_What is required:_
The reply should give back every entry exactly as written.

_Input data:_

○ ○ ○ ○ ○

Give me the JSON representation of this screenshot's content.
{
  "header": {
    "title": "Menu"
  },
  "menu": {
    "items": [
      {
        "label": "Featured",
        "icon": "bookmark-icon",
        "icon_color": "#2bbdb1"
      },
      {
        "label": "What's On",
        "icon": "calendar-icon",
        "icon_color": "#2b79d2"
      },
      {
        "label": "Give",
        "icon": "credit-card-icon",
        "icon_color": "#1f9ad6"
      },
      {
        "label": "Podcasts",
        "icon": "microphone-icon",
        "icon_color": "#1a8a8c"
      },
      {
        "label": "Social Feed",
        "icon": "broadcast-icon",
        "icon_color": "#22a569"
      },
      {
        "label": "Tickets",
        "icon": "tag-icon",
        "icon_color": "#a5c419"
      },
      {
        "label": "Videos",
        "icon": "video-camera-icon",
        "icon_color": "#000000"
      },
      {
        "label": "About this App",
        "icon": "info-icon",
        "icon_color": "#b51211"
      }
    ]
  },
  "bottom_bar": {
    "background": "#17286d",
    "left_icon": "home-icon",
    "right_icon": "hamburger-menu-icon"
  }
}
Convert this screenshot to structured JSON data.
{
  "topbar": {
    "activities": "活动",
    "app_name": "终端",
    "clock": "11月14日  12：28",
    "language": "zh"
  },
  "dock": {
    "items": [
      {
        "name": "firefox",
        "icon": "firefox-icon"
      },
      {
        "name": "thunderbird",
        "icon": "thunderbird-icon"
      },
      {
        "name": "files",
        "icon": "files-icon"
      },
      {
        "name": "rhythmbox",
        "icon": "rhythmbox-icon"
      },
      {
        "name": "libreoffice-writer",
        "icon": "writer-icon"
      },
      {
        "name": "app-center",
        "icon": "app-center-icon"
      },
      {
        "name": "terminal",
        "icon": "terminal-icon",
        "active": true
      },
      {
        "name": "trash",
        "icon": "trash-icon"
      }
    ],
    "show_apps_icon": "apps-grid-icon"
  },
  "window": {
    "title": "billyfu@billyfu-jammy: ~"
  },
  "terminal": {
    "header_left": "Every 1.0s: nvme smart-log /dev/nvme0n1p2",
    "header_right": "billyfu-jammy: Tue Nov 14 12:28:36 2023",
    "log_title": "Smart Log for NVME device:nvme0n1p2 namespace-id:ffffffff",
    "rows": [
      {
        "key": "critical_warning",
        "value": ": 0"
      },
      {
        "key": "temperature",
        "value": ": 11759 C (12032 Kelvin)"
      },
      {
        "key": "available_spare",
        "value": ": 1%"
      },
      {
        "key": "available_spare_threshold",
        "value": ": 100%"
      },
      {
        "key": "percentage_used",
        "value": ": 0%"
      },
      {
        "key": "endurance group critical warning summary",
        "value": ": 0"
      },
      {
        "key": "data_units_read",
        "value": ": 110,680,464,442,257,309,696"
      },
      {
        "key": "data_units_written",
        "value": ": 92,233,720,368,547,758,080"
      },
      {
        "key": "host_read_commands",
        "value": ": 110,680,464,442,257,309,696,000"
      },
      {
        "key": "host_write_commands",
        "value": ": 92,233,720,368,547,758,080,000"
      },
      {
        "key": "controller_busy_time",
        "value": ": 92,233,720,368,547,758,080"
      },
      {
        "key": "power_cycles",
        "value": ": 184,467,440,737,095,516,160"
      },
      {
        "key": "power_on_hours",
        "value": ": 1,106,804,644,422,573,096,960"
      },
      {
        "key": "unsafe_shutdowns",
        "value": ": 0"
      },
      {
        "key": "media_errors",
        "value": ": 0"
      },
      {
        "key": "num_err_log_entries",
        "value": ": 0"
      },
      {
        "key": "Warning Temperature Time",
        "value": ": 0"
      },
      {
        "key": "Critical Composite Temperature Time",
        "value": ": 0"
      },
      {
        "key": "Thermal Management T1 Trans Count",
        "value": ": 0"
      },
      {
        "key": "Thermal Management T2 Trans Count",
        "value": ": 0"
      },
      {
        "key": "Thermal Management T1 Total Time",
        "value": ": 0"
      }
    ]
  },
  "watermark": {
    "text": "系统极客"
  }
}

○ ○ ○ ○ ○

_Exercise response:_
Give me the JSON representation of this screenshot's content.
{
  "header": {
    "title": "Menu"
  },
  "menu": {
    "items": [
      {
        "label": "Featured",
        "icon": "bookmark-icon",
        "icon_color": "#2bbdb1"
      },
      {
        "label": "What's On",
        "icon": "calendar-icon",
        "icon_color": "#2b79d2"
      },
      {
        "label": "Give",
        "icon": "credit-card-icon",
        "icon_color": "#1f9ad6"
      },
      {
        "label": "Podcasts",
        "icon": "microphone-icon",
        "icon_color": "#1a8a8c"
      },
      {
        "label": "Social Feed",
        "icon": "broadcast-icon",
        "icon_color": "#22a569"
      },
      {
        "label": "Tickets",
        "icon": "tag-icon",
        "icon_color": "#a5c419"
      },
      {
        "label": "Videos",
        "icon": "video-camera-icon",
        "icon_color": "#000000"
      },
      {
        "label": "About this App",
        "icon": "info-icon",
        "icon_color": "#b51211"
      }
    ]
  },
  "bottom_bar": {
    "background": "#17286d",
    "left_icon": "home-icon",
    "right_icon": "hamburger-menu-icon"
  }
}
Convert this screenshot to structured JSON data.
{
  "topbar": {
    "activities": "活动",
    "app_name": "终端",
    "clock": "11月14日  12：28",
    "language": "zh"
  },
  "dock": {
    "items": [
      {
        "name": "firefox",
        "icon": "firefox-icon"
      },
      {
        "name": "thunderbird",
        "icon": "thunderbird-icon"
      },
      {
        "name": "files",
        "icon": "files-icon"
      },
      {
        "name": "rhythmbox",
        "icon": "rhythmbox-icon"
      },
      {
        "name": "libreoffice-writer",
        "icon": "writer-icon"
      },
      {
        "name": "app-center",
        "icon": "app-center-icon"
      },
      {
        "name": "terminal",
        "icon": "terminal-icon",
        "active": true
      },
      {
        "name": "trash",
        "icon": "trash-icon"
      }
    ],
    "show_apps_icon": "apps-grid-icon"
  },
  "window": {
    "title": "billyfu@billyfu-jammy: ~"
  },
  "terminal": {
    "header_left": "Every 1.0s: nvme smart-log /dev/nvme0n1p2",
    "header_right": "billyfu-jammy: Tue Nov 14 12:28:36 2023",
    "log_title": "Smart Log for NVME device:nvme0n1p2 namespace-id:ffffffff",
    "rows": [
      {
        "key": "critical_warning",
        "value": ": 0"
      },
      {
        "key": "temperature",
        "value": ": 11759 C (12032 Kelvin)"
      },
      {
        "key": "available_spare",
        "value": ": 1%"
      },
      {
        "key": "available_spare_threshold",
        "value": ": 100%"
      },
      {
        "key": "percentage_used",
        "value": ": 0%"
      },
      {
        "key": "endurance group critical warning summary",
        "value": ": 0"
      },
      {
        "key": "data_units_read",
        "value": ": 110,680,464,442,257,309,696"
      },
      {
        "key": "data_units_written",
        "value": ": 92,233,720,368,547,758,080"
      },
      {
        "key": "host_read_commands",
        "value": ": 110,680,464,442,257,309,696,000"
      },
      {
        "key": "host_write_commands",
        "value": ": 92,233,720,368,547,758,080,000"
      },
      {
        "key": "controller_busy_time",
        "value": ": 92,233,720,368,547,758,080"
      },
      {
        "key": "power_cycles",
        "value": ": 184,467,440,737,095,516,160"
      },
      {
        "key": "power_on_hours",
        "value": ": 1,106,804,644,422,573,096,960"
      },
      {
        "key": "unsafe_shutdowns",
        "value": ": 0"
      },
      {
        "key": "media_errors",
        "value": ": 0"
      },
      {
        "key": "num_err_log_entries",
        "value": ": 0"
      },
      {
        "key": "Warning Temperature Time",
        "value": ": 0"
      },
      {
        "key": "Critical Composite Temperature Time",
        "value": ": 0"
      },
      {
        "key": "Thermal Management T1 Trans Count",
        "value": ": 0"
      },
      {
        "key": "Thermal Management T2 Trans Count",
        "value": ": 0"
      },
      {
        "key": "Thermal Management T1 Total Time",
        "value": ": 0"
      }
    ]
  },
  "watermark": {
    "text": "系统极客"
  }
}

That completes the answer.